“The company, Elon included, they don’t really care about the health and well-being of the employees,” said Nayo Miller, 39, of Richmond, Calif., who received a termination notice on June 26 alleging he had abandoned his job. “The manufacturing of the vehicles supersedes our safety.”
The firings also came days after other workers said they had received termination notices for staying home during the pandemic, although at least one said they kept their job.
Tesla and Alameda County officials did not respond to requests for comment.
Tesla has come under fire for its treatment of workers as the pandemic has stretched on. Musk initially defied the stay-at-home orders by keeping the plant open in March as the county had begun ordering businesses to close. Ultimately, local officials declared the company was not an essential business and Tesla agreed to wind down to “minimum basic operations.” From there, a contentious back-and-forth ensued, as Musk complained about pandemic-related restrictions, citing the financial risk they posed to the company.

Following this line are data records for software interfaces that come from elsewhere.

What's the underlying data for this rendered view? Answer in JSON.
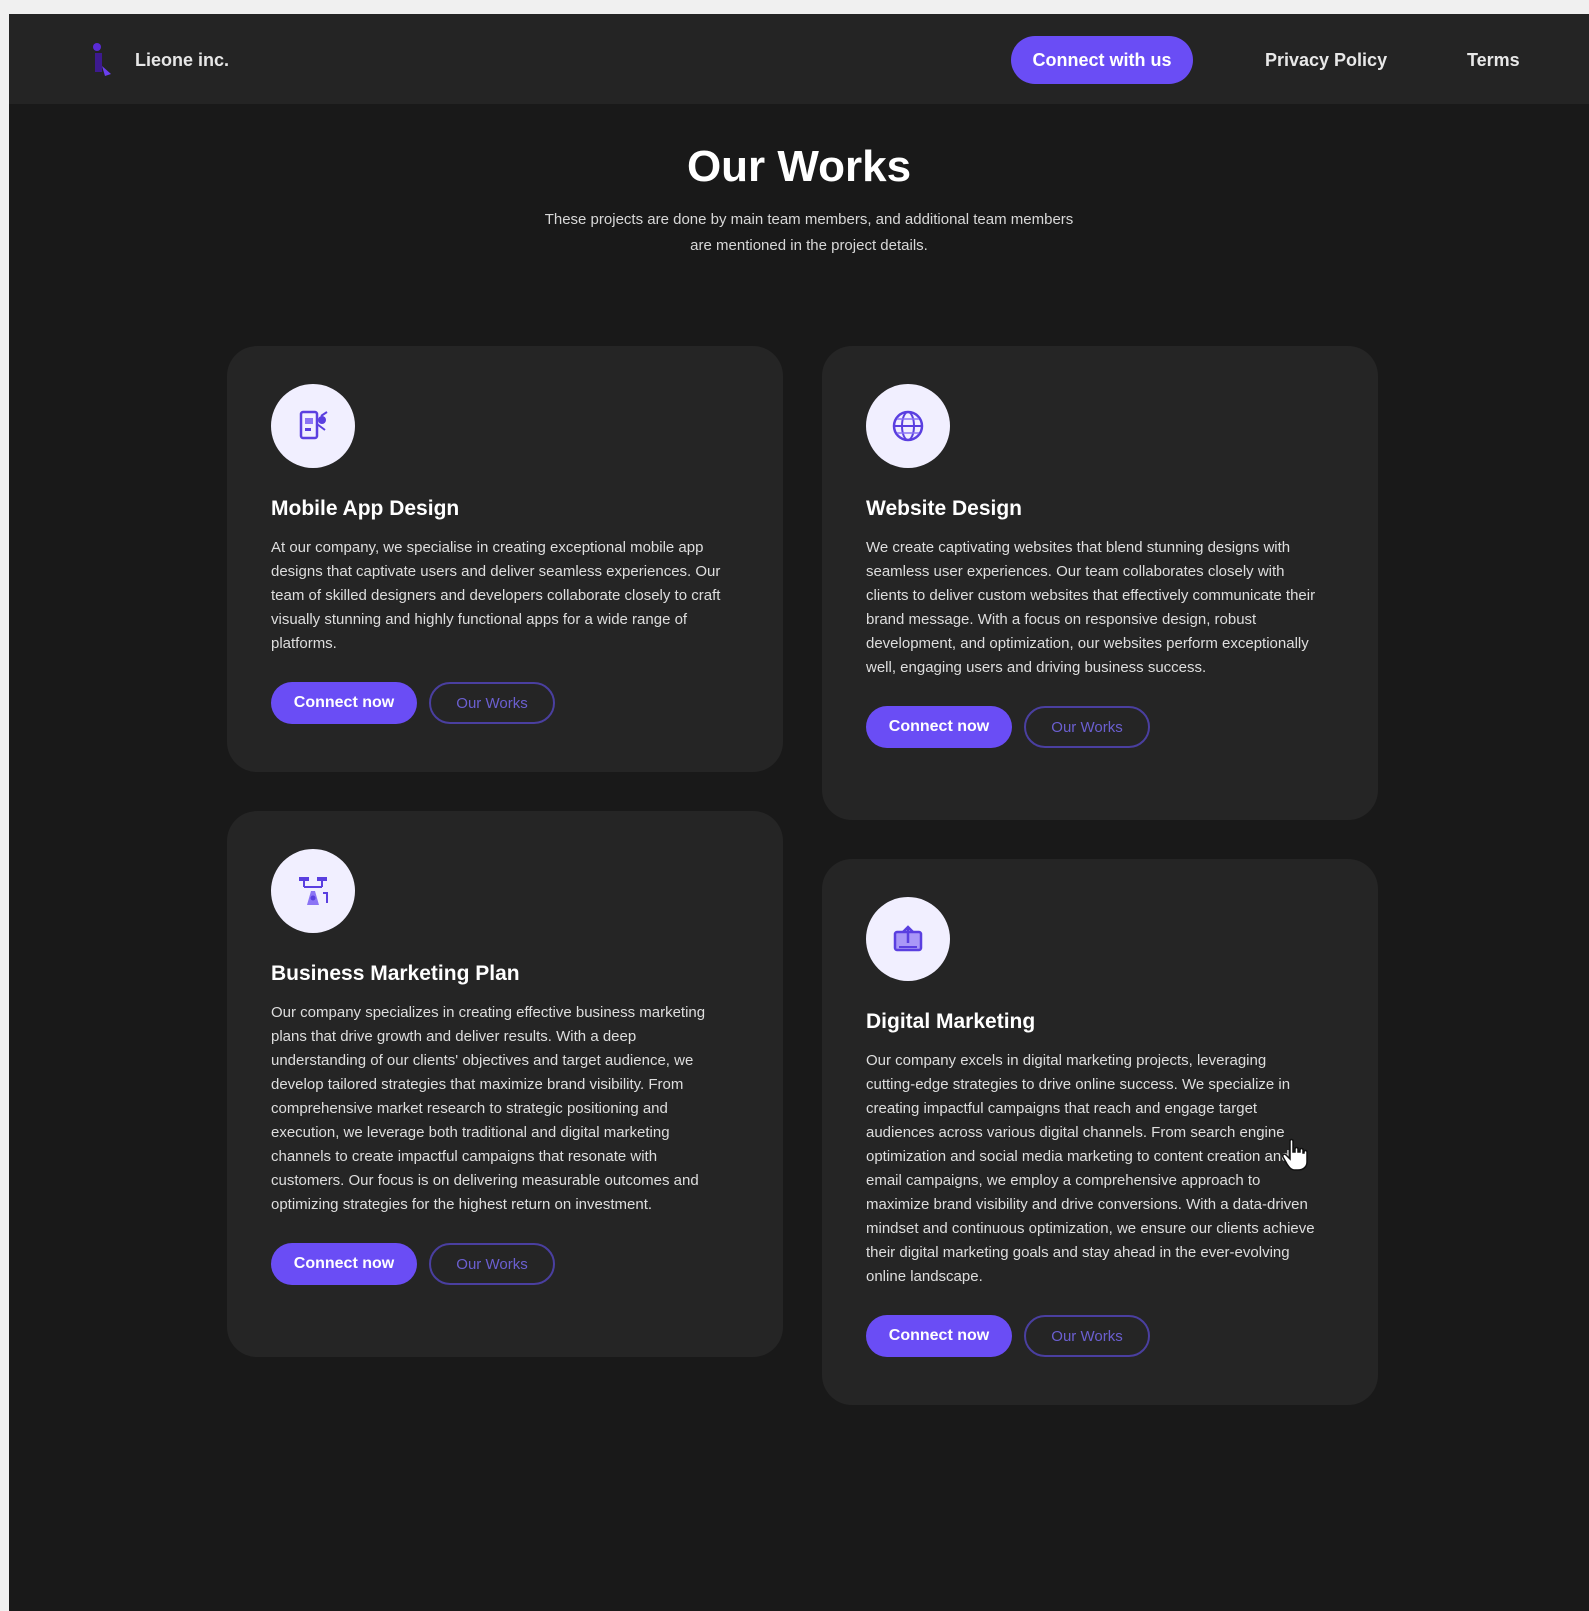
{
  "nav": {
    "brand": "Lieone inc.",
    "connect_label": "Connect with us",
    "links": [
      "Privacy Policy",
      "Terms"
    ]
  },
  "hero": {
    "title": "Our Works",
    "subtitle": "These projects are done by main team members, and additional team members are mentioned in the project details."
  },
  "cards": [
    {
      "icon": "mobile-app-icon",
      "title": "Mobile App Design",
      "text": "At our company, we specialise in creating exceptional mobile app designs that captivate users and deliver seamless experiences. Our team of skilled designers and developers collaborate closely to craft visually stunning and highly functional apps for a wide range of platforms.",
      "primary_label": "Connect now",
      "secondary_label": "Our Works"
    },
    {
      "icon": "globe-icon",
      "title": "Website Design",
      "text": "We create captivating websites that blend stunning designs with seamless user experiences. Our team collaborates closely with clients to deliver custom websites that effectively communicate their brand message. With a focus on responsive design, robust development, and optimization, our websites perform exceptionally well, engaging users and driving business success.",
      "primary_label": "Connect now",
      "secondary_label": "Our Works"
    },
    {
      "icon": "marketing-plan-icon",
      "title": "Business Marketing Plan",
      "text": "Our company specializes in creating effective business marketing plans that drive growth and deliver results. With a deep understanding of our clients' objectives and target audience, we develop tailored strategies that maximize brand visibility. From comprehensive market research to strategic positioning and execution, we leverage both traditional and digital marketing channels to create impactful campaigns that resonate with customers. Our focus is on delivering measurable outcomes and optimizing strategies for the highest return on investment.",
      "primary_label": "Connect now",
      "secondary_label": "Our Works"
    },
    {
      "icon": "digital-marketing-icon",
      "title": "Digital Marketing",
      "text": "Our company excels in digital marketing projects, leveraging cutting-edge strategies to drive online success. We specialize in creating impactful campaigns that reach and engage target audiences across various digital channels. From search engine optimization and social media marketing to content creation and email campaigns, we employ a comprehensive approach to maximize brand visibility and drive conversions. With a data-driven mindset and continuous optimization, we ensure our clients achieve their digital marketing goals and stay ahead in the ever-evolving online landscape.",
      "primary_label": "Connect now",
      "secondary_label": "Our Works"
    }
  ],
  "colors": {
    "accent": "#6a4df5",
    "background": "#191919",
    "navbar": "#242424",
    "card": "#252525"
  }
}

Musk initially dismissed the coronavirus panic as “dumb” and speculated there would be “probably close to zero new cases” in the United States by the end of April.
Then in April, Musk took his frustrations to Twitter, writing “FREE AMERICA NOW” in response to widespread stay-at-home orders. The next day, on the company’s earnings call, he hurled profanities and called quarantine measures “fascist” as he demanded officials return people’s freedom. In May, Musk defiantly reopened the factory, winning the support of President Trump.
Alameda County officials finally agreed to allow Tesla to fully reopen May 18, even though the company had already been producing cars for at least a week.
Several of the workers who opted to remain home after June 1, two of whom spoke on the condition of anonymity because the conditions of their employment barred them from speaking to the media, have now been fired or left in the dark about their job status. Some say they feel abandoned by Musk.
“His word doesn’t mean anything to his employees,” said one worker at Tesla’s seat assembly facility, who received a termination notice on June 26 alleging he had abandoned his job, despite being in regular contact with a manager and company HR about plans to stay home. “If he says one thing right now, 10 seconds later he turns his back on his employees.”
The seat facility is where The Washington Post first reported that Tesla told employees of at least two positive coronavirus cases, affecting both the morning and evening shifts, after its May reopening.
The worker, a welder, has a 1-year-old son who was born with respiratory problems. He said he was relieved when Musk said workers need not feel obligated to return if they felt uncomfortable. He was in regular contact with a supervisor, communicating his plans to stay home. Tesla told him he would have to apply for Family and Medical Leave Act benefits, indicating there was no company exception that would allow him to take unpaid leave. Ultimately, he was fired by Tesla.
“I don’t trust them anymore,” he said.
At the main plant, workers on the production line piled into cars they were building, sitting next to each other as they were installing components such as steering wheels and side bolsters. Equipment was not wiped down between shifts, employees said.
“I mean, it’s dangerous,” said another worker, who had been back to the plant before opting to stay home out of concern for his fiancee, who had heart surgery last year and suffers from COPD. “There’s 15, 20 people standing right up on each other, front to back at the time clock in a group. When they sit down and eat, everybody’s right up on each other, mask down and everything.”
The worker opted to stay home after breaking out in cold sweats and struggling to breathe through a mask.
“I started feeling uncomfortable — I started feeling like they weren’t really doing anything for us,” said the worker, who later tested negative for the coronavirus.
The worker had not received the same job abandonment notice but was told in mid-June that he would be terminated for not reporting to work. He has been removed from Tesla’s email and attendance systems and doesn’t know if he would accept an offer to return.
“It’s not the job that I loved before,” he said. “Everything is completely different. I feel worried for the safety of my friends who still work there.”